Although the coal was relatively plentiful and there were markets for it across the South of England, sales had been small and prices high because the roads of the area were exceptionally poor. DISCOVER the Canal. Dundas and Avoncliff Aqueducts. Wooden and iron drain plug pulleys.

water powered pump at Claverton. Tow rope marks in the corners of bridges. Quarter mile posts showing distance from the river Thames at Reading. Widcombe flight of locks accessing river navigation to Bristol. The Somersetshire Coal Canal Rediscovered: A Walker's Guide.

Bath: Millstream Books. ISBN Clew, Kenneth R (). The Somersetshire Coal Canal and Railways. Bran's Head Books. ISBN Cornwell, John (). Collieries of Somerset and Bristol. Landmark Publishing Ltd.

ISBN Halse, Roger; Castens, Simon. The Somerset Coal Canal (originally known as the Somersetshire Coal Canal) was a narrow canal in England, built around from basins at Paulton and Timsbury via Camerton, an aqueduct at Dunkerton, Combe Hay, Midford and Monkton Combe to.

Kenneth R Clew ( David & Charles: Newton Abbot) The Somersetshire Coal Canal and Railways, pp. 80 & 94) The success of the canal can, perhaps, be explained by the absence of any competition prior to the arrival of the railways, when it was the only route by which a large number of collieries were able to gain any access to markets beyond.

of 41 results for Books: "somerset canal" Skip to main search results Amazon Prime.
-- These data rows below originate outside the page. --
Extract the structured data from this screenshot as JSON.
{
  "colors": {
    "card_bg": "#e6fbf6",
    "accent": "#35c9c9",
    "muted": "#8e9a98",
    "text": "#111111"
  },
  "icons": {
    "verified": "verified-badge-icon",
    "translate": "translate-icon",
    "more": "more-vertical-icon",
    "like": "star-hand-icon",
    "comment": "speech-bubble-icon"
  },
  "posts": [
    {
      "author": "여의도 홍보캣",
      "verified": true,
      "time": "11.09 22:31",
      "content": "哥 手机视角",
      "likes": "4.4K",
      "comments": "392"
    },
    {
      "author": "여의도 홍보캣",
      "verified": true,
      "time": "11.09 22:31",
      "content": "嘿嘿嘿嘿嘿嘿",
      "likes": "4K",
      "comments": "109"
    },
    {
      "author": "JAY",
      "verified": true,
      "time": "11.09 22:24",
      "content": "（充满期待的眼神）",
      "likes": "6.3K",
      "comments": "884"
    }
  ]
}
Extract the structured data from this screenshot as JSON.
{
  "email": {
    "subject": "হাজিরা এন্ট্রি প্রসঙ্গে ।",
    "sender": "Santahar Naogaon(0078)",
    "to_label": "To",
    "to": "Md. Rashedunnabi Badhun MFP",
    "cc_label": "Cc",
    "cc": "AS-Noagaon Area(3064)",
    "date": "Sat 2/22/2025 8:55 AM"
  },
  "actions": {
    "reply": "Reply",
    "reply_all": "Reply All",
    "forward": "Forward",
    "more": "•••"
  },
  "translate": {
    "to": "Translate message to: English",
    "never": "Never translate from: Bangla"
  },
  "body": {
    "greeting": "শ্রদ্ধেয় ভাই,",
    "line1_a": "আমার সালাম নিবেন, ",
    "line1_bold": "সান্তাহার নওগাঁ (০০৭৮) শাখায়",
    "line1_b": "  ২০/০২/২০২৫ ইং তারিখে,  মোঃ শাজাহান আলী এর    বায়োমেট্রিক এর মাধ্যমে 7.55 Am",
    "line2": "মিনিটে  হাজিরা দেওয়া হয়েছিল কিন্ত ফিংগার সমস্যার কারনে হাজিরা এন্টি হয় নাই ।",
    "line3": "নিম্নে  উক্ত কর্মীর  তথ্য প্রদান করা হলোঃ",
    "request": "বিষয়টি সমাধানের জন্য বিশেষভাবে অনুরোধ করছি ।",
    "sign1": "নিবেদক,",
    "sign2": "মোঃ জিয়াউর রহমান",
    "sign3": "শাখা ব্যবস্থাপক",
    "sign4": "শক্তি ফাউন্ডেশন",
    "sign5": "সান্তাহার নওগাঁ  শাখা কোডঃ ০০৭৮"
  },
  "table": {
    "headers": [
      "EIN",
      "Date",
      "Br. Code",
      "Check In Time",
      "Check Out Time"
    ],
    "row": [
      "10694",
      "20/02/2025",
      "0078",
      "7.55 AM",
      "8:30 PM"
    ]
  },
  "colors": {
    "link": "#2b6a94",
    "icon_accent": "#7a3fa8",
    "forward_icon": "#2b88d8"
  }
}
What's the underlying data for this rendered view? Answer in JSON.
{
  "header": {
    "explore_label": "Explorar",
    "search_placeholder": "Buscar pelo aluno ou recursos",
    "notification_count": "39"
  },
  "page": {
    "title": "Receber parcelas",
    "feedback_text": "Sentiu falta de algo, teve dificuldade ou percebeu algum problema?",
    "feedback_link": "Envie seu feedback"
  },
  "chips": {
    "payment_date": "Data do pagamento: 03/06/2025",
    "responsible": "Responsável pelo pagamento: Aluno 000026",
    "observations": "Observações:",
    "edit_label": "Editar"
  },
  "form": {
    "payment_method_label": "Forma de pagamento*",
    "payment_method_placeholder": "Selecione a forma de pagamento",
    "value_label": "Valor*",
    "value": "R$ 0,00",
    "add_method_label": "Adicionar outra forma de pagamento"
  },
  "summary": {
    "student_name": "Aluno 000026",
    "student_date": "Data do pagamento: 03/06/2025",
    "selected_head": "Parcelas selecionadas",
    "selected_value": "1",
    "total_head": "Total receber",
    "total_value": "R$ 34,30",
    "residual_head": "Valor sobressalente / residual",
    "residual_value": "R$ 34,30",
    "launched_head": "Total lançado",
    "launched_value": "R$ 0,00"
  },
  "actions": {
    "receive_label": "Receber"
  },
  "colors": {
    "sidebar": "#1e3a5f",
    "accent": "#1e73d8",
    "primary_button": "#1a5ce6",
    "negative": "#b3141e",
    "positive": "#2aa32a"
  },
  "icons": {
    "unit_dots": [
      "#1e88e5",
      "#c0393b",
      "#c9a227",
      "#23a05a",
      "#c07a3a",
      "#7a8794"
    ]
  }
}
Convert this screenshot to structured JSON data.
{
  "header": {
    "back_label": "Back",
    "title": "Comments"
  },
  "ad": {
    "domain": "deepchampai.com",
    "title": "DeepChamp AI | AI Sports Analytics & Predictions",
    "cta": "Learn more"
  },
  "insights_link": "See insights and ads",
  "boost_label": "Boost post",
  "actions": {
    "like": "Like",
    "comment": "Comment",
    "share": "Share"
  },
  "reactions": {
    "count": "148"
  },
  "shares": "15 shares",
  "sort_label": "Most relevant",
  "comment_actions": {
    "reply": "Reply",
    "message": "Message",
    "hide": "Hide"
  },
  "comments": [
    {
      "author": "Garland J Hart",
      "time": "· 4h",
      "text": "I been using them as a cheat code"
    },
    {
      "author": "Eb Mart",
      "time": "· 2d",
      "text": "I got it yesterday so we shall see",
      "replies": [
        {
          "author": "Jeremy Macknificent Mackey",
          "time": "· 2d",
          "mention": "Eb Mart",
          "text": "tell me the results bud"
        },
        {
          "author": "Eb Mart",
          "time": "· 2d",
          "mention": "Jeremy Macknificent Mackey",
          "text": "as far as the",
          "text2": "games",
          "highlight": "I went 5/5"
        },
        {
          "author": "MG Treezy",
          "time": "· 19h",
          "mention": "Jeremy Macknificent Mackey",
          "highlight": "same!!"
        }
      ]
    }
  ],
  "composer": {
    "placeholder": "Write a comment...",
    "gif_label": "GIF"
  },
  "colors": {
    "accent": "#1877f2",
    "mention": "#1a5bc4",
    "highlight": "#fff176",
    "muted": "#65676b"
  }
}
Somersetshire Coal Canal Rediscovered: A Walker's Guide. by Niall Allsop Somersetshire Coal Canal and Railways (Inland Waterways History) by Kenneth R.

Clew | 16 Apr out of 5 stars 1. Hardcover More buying choices £ (9 used offers). The Somersetshire Coal Canal A Second Pictorial Journey. Roger Halse 56 pages Softback Originally published by Millstream, this is a delightful collection of images of the Somersetshire Coal Canal, built at the beginning of the Eighteenth Century and closed by railway competition by.

The Somersetshire Coal Canal ad Railways. We are in the process of reviewing this item.Known as the Somersetshire Coal Canal, this project was to have important consequences for the parish of Timsbury.

The route of the main line of the canal was surveyed by John Rennie and assisted by William Smith, who later became famous for being the ‘Father of English Geology’.This account traces the origins of the line against the background of the Somerset Coalfield and the Somersetshire Coal Canal, the complicated evolution of the Bristol & North Somerset Company, and details the Camerton branch until the early years of the present ts headings are as follows - 1.

The Somersetshire Coalfield and Canal.